EXERCISE. Reproduce every record precisely, leaving no line out.

MATERIAL FOR THIS TASK.
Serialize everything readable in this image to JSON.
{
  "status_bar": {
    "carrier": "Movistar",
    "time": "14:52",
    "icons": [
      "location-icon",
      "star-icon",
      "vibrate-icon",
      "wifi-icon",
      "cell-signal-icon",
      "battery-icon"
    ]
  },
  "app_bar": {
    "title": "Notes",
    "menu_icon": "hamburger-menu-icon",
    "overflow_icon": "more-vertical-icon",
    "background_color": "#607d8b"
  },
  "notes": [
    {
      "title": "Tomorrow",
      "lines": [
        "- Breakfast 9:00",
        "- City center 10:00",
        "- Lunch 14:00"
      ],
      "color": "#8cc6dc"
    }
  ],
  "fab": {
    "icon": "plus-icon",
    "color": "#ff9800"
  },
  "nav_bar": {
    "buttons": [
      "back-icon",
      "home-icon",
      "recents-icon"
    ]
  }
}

RESPONSE FOR THIS EXERCISE.
Serialize everything readable in this image to JSON.
{
  "status_bar": {
    "carrier": "Movistar",
    "time": "14:52",
    "icons": [
      "location-icon",
      "star-icon",
      "vibrate-icon",
      "wifi-icon",
      "cell-signal-icon",
      "battery-icon"
    ]
  },
  "app_bar": {
    "title": "Notes",
    "menu_icon": "hamburger-menu-icon",
    "overflow_icon": "more-vertical-icon",
    "background_color": "#607d8b"
  },
  "notes": [
    {
      "title": "Tomorrow",
      "lines": [
        "- Breakfast 9:00",
        "- City center 10:00",
        "- Lunch 14:00"
      ],
      "color": "#8cc6dc"
    }
  ],
  "fab": {
    "icon": "plus-icon",
    "color": "#ff9800"
  },
  "nav_bar": {
    "buttons": [
      "back-icon",
      "home-icon",
      "recents-icon"
    ]
  }
}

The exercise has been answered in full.